WORK ORDER
Filter the material, keeping only lines with the word "View".

━━━

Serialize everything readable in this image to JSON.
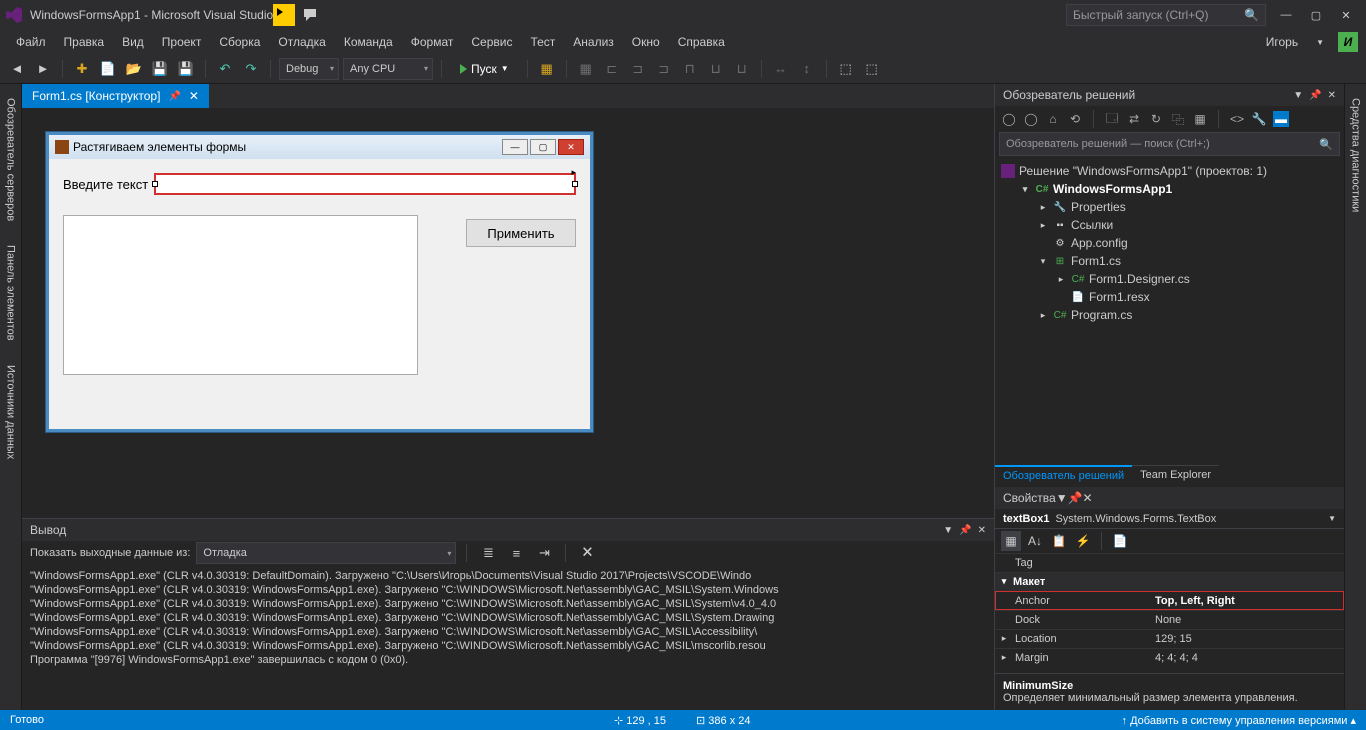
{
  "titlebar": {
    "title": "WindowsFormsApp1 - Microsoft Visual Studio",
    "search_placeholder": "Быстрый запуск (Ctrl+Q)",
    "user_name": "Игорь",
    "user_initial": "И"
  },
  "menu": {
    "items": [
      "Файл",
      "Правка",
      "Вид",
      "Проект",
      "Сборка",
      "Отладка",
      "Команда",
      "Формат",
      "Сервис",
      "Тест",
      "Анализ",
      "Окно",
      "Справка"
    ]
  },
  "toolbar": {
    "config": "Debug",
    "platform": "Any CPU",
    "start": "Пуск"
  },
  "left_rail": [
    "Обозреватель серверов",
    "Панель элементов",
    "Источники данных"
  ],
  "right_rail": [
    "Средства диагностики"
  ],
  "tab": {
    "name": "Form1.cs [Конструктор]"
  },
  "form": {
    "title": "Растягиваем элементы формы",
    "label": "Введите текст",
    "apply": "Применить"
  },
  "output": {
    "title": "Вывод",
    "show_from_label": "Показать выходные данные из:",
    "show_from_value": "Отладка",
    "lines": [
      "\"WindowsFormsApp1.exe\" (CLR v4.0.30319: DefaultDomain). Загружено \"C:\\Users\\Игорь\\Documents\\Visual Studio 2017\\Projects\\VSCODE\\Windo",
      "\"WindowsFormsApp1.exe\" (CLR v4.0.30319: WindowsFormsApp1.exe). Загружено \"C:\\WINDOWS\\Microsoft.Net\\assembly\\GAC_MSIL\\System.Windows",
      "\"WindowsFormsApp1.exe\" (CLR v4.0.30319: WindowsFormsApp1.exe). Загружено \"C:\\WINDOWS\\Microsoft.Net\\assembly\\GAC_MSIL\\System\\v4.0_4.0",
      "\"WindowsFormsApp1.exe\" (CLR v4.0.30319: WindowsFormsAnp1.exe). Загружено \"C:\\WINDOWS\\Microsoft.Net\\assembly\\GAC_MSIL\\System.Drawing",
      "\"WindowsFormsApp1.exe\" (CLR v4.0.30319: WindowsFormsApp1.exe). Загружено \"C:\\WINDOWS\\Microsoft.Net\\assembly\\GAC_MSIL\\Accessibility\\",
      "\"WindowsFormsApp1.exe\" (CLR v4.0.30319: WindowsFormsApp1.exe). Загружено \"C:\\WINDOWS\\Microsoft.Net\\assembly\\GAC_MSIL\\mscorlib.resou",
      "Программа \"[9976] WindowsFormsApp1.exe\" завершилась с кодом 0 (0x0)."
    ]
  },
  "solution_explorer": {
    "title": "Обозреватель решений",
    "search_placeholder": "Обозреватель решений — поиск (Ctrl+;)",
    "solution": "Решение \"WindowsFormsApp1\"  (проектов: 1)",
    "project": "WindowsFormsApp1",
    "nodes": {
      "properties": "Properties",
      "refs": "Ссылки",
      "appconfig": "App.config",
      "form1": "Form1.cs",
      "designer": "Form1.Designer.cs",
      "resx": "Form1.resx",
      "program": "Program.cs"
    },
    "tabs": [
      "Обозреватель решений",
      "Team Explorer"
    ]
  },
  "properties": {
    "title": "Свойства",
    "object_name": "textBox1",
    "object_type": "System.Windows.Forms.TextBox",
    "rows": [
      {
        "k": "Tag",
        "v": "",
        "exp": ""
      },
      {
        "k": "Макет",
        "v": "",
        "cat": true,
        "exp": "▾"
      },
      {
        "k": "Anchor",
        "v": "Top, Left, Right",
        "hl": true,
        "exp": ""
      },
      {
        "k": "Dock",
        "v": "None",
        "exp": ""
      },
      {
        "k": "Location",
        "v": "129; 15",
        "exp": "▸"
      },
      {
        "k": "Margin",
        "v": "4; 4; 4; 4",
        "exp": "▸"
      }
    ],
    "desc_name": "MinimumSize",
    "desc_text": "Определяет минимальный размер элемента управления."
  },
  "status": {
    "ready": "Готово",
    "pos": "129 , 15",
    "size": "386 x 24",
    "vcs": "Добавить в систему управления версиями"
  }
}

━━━

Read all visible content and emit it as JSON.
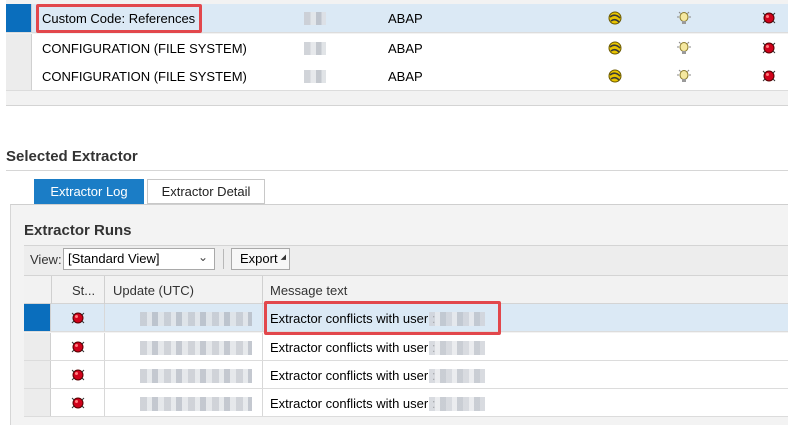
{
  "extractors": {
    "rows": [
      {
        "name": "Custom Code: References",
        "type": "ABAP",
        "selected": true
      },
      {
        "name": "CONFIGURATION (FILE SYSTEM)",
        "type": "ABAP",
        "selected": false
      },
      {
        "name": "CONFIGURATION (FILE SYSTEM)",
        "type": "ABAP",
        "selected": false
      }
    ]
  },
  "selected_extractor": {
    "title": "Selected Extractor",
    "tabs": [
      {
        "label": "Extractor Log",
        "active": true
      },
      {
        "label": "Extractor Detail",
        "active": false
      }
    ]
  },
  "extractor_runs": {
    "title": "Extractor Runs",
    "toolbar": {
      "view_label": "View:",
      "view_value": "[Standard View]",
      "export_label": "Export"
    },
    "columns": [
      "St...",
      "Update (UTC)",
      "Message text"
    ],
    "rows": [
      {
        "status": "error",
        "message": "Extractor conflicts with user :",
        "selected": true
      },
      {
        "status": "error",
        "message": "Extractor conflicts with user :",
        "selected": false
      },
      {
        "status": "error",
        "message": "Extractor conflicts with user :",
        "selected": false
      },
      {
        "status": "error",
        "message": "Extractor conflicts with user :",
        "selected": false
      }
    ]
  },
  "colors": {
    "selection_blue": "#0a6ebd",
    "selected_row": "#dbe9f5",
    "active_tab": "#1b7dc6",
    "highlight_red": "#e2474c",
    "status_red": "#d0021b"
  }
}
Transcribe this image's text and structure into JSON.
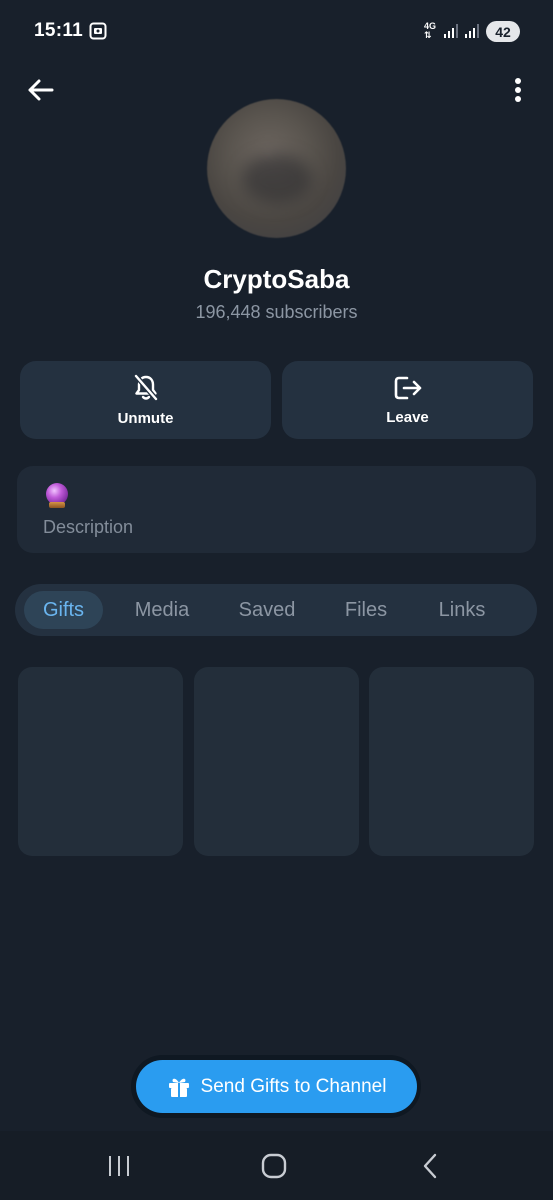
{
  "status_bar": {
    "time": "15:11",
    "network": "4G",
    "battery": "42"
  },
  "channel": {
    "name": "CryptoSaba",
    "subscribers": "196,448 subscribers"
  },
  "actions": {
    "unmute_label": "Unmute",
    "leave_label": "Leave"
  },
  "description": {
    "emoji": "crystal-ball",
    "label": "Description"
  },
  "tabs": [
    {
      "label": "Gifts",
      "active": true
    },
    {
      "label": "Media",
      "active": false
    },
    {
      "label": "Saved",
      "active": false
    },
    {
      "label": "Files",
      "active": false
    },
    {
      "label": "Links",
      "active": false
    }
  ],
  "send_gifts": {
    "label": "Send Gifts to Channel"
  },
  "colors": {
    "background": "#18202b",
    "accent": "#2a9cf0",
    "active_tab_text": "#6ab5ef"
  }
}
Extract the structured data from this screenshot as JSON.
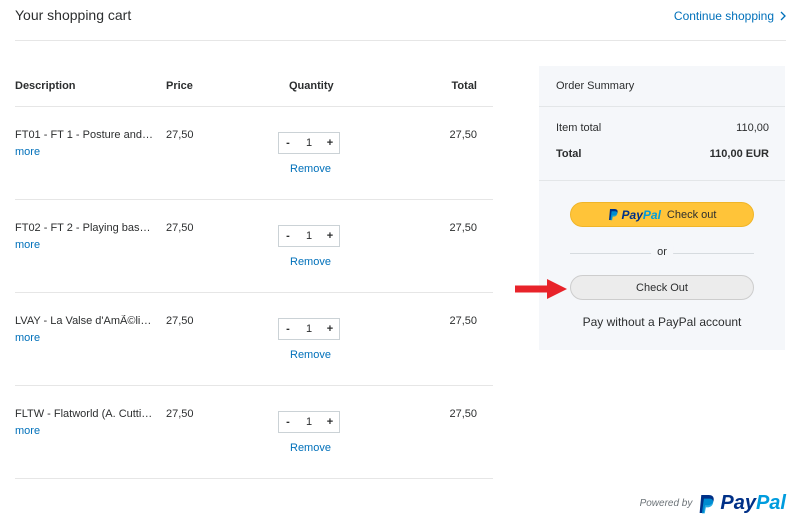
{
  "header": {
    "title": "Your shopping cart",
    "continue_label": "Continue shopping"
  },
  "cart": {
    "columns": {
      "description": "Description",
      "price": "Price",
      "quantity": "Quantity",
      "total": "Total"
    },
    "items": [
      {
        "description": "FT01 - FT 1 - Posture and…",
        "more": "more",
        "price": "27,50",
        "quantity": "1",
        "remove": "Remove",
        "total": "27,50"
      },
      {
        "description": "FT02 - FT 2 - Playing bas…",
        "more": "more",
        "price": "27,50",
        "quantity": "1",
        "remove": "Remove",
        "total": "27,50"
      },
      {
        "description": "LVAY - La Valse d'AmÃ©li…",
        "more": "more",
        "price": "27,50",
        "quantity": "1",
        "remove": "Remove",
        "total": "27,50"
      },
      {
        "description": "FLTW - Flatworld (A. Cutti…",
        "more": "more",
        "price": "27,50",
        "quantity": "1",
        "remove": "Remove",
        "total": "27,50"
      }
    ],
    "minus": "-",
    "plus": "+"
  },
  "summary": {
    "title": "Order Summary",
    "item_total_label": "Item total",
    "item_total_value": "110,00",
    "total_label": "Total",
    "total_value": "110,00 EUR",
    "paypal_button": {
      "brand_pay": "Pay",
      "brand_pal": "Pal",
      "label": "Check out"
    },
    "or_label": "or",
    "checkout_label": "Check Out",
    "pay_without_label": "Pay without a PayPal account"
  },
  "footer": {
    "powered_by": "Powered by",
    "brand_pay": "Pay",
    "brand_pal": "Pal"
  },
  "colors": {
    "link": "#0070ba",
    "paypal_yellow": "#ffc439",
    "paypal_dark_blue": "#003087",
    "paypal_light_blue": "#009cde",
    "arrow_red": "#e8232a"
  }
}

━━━

SOLUTION TO THE EXERCISE
      "view_label": "View:",
      "view_value": "[Standard View]",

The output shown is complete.